AFP and media to broker deal. Relations between the Australian Federal Police and the media are set to become the main focus of a proposed protocol dealing with leaks of national security information. The protocol is expected to formalise the existing practice in which media outlets generally consult the AFP before publishing news reports that could affect national security operations. It is also likely to require the AFP to strike clear, detailed agreements with the media whenever reports on national security matters need to be delayed for operational reasons. It could also result in Attorney-General Robert McClelland being sidelined from future arrangements. — The Australian

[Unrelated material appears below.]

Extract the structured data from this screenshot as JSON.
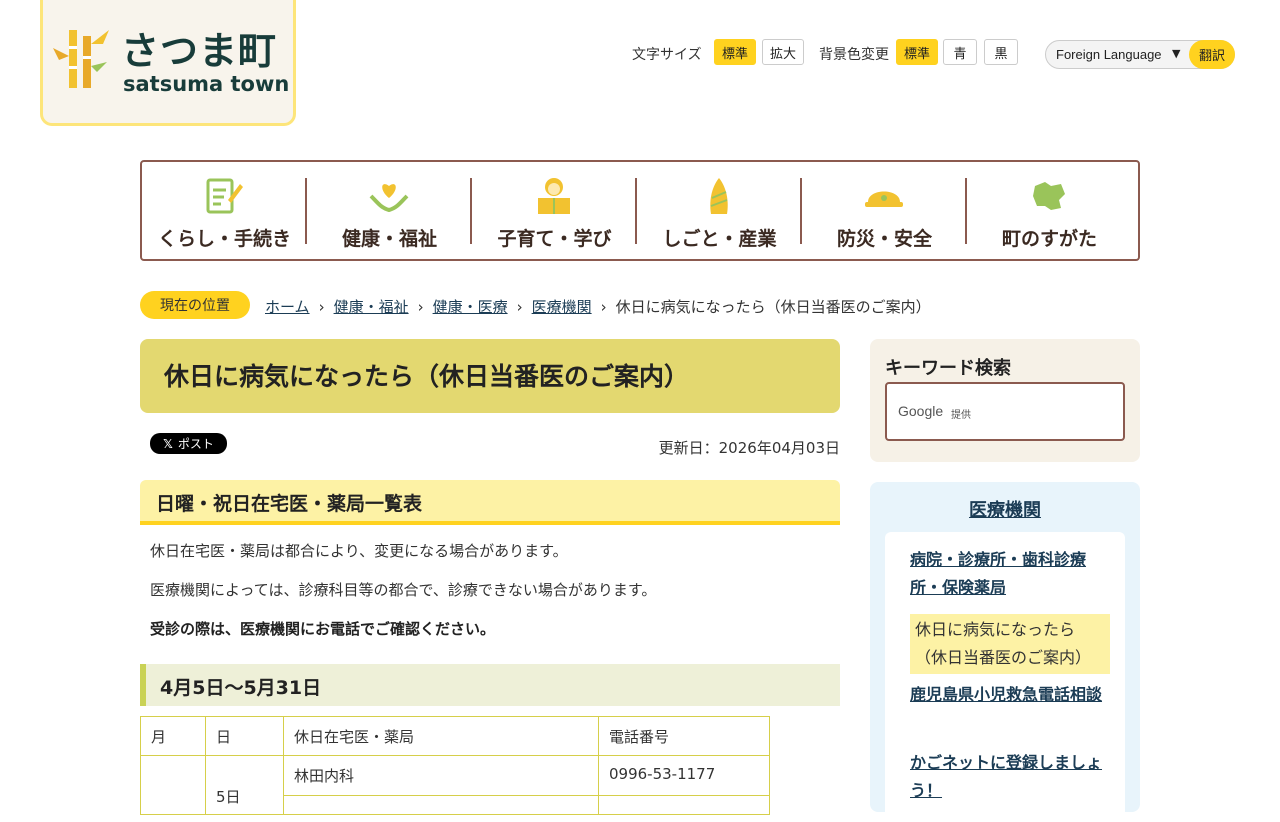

Kyle and Jackie O dodge a bullet. Radio duo Kyle Sandilands and Jackie O will return to radio next week, their employer Austereo says, following the radio stunt that shocked listeners. The 2Day FM shock jocks have been off air since August 3 following outrage over a live on air stunt a few days earlier, iRADIO duo Kyle Sandilands and Jackie O will return to radio next week, their employer Austereo says. The 2Day FM shock jocks have been off air since August 3 following outrage over a live on air stunt a few days earlier in which a 14-year-old girl was strapped to a lie detector and quizzed about her sexual history. In a statement released this afternoon, Austereo chairman Peter Harvie and chief executive Michael Anderson said they were standing by the duo, who would be back on air on Tuesday. “Through an internal review, 2DAYFM has identified certain procedures that allowed this segment to go to air,” the statement said. “Following this review, 2DAYFM stands behind Kyle and Jackie O.” — Herald Sun
Headline Watch: Viscous or vicious? An article in The Age newspaper today describes the case of Mohamed Wahani, who was sentenced in the Supreme Court for pouring boiling oil on his sleeping flatmate. The headline reads: “Jail for viscous attack”. Which begs the question — error or clever pun? — Imogen Baratta.
Majority of tweets inane drivel? Research firms have been anxious to study how people are using the social platform of Twitter, and analyze trends in aggregate view. One such company, data analytics provider, Pear Analytics, set out to study the contents of our tweets to determine if, in fact, we’re all just sharing mindless babble, or if there was something more intellectual going on. Their findings aren’t all that favorable to those of us with lofty views of Twitter, because as it turns out, 40.55% of tweets are pointless babble. — Mashable
Young journos lack the skills. The literacy level of young recruits at newspapers and magazines is becoming a major concern, a training watchdog has warned. Skillset, which promotes skills, education and training in the UK’s creative media industries, said the impact of digital technology on the publishing industry had exposed “critical” skills gaps at a time when traditional skills such as good writing, editing and interviewing were “becoming even more important so that customers are prepared to pay for high quality content.” — The Guardian
PR professionals among the most ethical. In a blow to flackery and stereotyping, a study funded by Penn State’s Arthur W. Page Center for Integrity in Public Communication discovered that PR people are near the top in ethical thinking compared to other professionals. The Center’s Johnson Legacy Scholars Renita Coleman and Lee Wilkins used the O’Dwyer’s database of firms as a sample and something called the Defining Issues Test (DIT) to empirically measure the moral development of working PR pros. — Mediabistro